Brief: All of the data below should be output exactly as given.

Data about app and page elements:
BEGIN

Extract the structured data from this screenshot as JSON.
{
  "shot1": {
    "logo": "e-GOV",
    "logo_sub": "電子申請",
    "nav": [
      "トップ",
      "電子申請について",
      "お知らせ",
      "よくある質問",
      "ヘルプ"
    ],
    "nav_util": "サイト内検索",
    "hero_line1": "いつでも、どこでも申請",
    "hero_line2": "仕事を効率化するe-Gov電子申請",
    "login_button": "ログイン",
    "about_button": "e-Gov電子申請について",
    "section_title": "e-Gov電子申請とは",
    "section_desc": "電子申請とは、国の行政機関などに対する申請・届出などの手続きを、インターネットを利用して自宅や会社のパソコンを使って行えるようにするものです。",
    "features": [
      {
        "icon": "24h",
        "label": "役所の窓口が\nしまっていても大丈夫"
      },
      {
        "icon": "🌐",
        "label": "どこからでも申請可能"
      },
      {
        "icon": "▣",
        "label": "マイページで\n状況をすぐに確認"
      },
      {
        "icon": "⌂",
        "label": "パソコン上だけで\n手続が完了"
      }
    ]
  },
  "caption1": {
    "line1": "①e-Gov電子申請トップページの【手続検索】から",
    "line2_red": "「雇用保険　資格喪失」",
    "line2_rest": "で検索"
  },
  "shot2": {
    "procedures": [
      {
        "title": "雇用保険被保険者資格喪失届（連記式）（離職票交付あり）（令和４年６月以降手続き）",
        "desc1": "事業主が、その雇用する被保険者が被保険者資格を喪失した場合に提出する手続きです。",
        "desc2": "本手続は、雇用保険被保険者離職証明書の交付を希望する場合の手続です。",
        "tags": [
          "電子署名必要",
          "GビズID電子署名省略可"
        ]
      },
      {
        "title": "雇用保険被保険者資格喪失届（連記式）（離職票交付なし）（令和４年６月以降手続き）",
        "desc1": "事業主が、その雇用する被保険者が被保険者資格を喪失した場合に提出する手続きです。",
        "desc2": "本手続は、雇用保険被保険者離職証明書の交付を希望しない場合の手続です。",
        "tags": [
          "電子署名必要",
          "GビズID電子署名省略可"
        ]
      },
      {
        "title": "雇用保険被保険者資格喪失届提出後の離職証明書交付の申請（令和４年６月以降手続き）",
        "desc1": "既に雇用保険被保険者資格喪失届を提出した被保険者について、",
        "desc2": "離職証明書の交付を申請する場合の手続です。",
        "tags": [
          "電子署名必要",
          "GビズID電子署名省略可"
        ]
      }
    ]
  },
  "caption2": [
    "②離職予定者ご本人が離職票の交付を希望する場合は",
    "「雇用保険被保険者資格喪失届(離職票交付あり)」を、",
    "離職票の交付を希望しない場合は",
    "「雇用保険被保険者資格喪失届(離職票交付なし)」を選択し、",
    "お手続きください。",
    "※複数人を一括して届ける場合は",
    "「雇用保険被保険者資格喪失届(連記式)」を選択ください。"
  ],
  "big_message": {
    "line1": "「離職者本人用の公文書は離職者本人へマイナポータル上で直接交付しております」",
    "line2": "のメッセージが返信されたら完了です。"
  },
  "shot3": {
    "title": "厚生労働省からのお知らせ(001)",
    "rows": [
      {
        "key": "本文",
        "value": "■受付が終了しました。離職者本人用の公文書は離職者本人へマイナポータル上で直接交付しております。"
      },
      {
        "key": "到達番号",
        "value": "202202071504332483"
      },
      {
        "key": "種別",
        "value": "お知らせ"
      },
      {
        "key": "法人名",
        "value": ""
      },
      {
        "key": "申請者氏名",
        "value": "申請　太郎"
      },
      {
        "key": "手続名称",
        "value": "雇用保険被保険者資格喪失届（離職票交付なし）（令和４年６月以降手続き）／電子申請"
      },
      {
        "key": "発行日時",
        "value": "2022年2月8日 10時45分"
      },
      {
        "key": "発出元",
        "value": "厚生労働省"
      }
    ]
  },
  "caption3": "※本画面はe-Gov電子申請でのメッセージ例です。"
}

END

Exercise answer:
Extract the structured data from this screenshot as JSON.
{
  "shot1": {
    "logo": "e-GOV",
    "logo_sub": "電子申請",
    "nav": [
      "トップ",
      "電子申請について",
      "お知らせ",
      "よくある質問",
      "ヘルプ"
    ],
    "nav_util": "サイト内検索",
    "hero_line1": "いつでも、どこでも申請",
    "hero_line2": "仕事を効率化するe-Gov電子申請",
    "login_button": "ログイン",
    "about_button": "e-Gov電子申請について",
    "section_title": "e-Gov電子申請とは",
    "section_desc": "電子申請とは、国の行政機関などに対する申請・届出などの手続きを、インターネットを利用して自宅や会社のパソコンを使って行えるようにするものです。",
    "features": [
      {
        "icon": "24h",
        "label": "役所の窓口が\nしまっていても大丈夫"
      },
      {
        "icon": "🌐",
        "label": "どこからでも申請可能"
      },
      {
        "icon": "▣",
        "label": "マイページで\n状況をすぐに確認"
      },
      {
        "icon": "⌂",
        "label": "パソコン上だけで\n手続が完了"
      }
    ]
  },
  "caption1": {
    "line1": "①e-Gov電子申請トップページの【手続検索】から",
    "line2_red": "「雇用保険　資格喪失」",
    "line2_rest": "で検索"
  },
  "shot2": {
    "procedures": [
      {
        "title": "雇用保険被保険者資格喪失届（連記式）（離職票交付あり）（令和４年６月以降手続き）",
        "desc1": "事業主が、その雇用する被保険者が被保険者資格を喪失した場合に提出する手続きです。",
        "desc2": "本手続は、雇用保険被保険者離職証明書の交付を希望する場合の手続です。",
        "tags": [
          "電子署名必要",
          "GビズID電子署名省略可"
        ]
      },
      {
        "title": "雇用保険被保険者資格喪失届（連記式）（離職票交付なし）（令和４年６月以降手続き）",
        "desc1": "事業主が、その雇用する被保険者が被保険者資格を喪失した場合に提出する手続きです。",
        "desc2": "本手続は、雇用保険被保険者離職証明書の交付を希望しない場合の手続です。",
        "tags": [
          "電子署名必要",
          "GビズID電子署名省略可"
        ]
      },
      {
        "title": "雇用保険被保険者資格喪失届提出後の離職証明書交付の申請（令和４年６月以降手続き）",
        "desc1": "既に雇用保険被保険者資格喪失届を提出した被保険者について、",
        "desc2": "離職証明書の交付を申請する場合の手続です。",
        "tags": [
          "電子署名必要",
          "GビズID電子署名省略可"
        ]
      }
    ]
  },
  "caption2": [
    "②離職予定者ご本人が離職票の交付を希望する場合は",
    "「雇用保険被保険者資格喪失届(離職票交付あり)」を、",
    "離職票の交付を希望しない場合は",
    "「雇用保険被保険者資格喪失届(離職票交付なし)」を選択し、",
    "お手続きください。",
    "※複数人を一括して届ける場合は",
    "「雇用保険被保険者資格喪失届(連記式)」を選択ください。"
  ],
  "big_message": {
    "line1": "「離職者本人用の公文書は離職者本人へマイナポータル上で直接交付しております」",
    "line2": "のメッセージが返信されたら完了です。"
  },
  "shot3": {
    "title": "厚生労働省からのお知らせ(001)",
    "rows": [
      {
        "key": "本文",
        "value": "■受付が終了しました。離職者本人用の公文書は離職者本人へマイナポータル上で直接交付しております。"
      },
      {
        "key": "到達番号",
        "value": "202202071504332483"
      },
      {
        "key": "種別",
        "value": "お知らせ"
      },
      {
        "key": "法人名",
        "value": ""
      },
      {
        "key": "申請者氏名",
        "value": "申請　太郎"
      },
      {
        "key": "手続名称",
        "value": "雇用保険被保険者資格喪失届（離職票交付なし）（令和４年６月以降手続き）／電子申請"
      },
      {
        "key": "発行日時",
        "value": "2022年2月8日 10時45分"
      },
      {
        "key": "発出元",
        "value": "厚生労働省"
      }
    ]
  },
  "caption3": "※本画面はe-Gov電子申請でのメッセージ例です。"
}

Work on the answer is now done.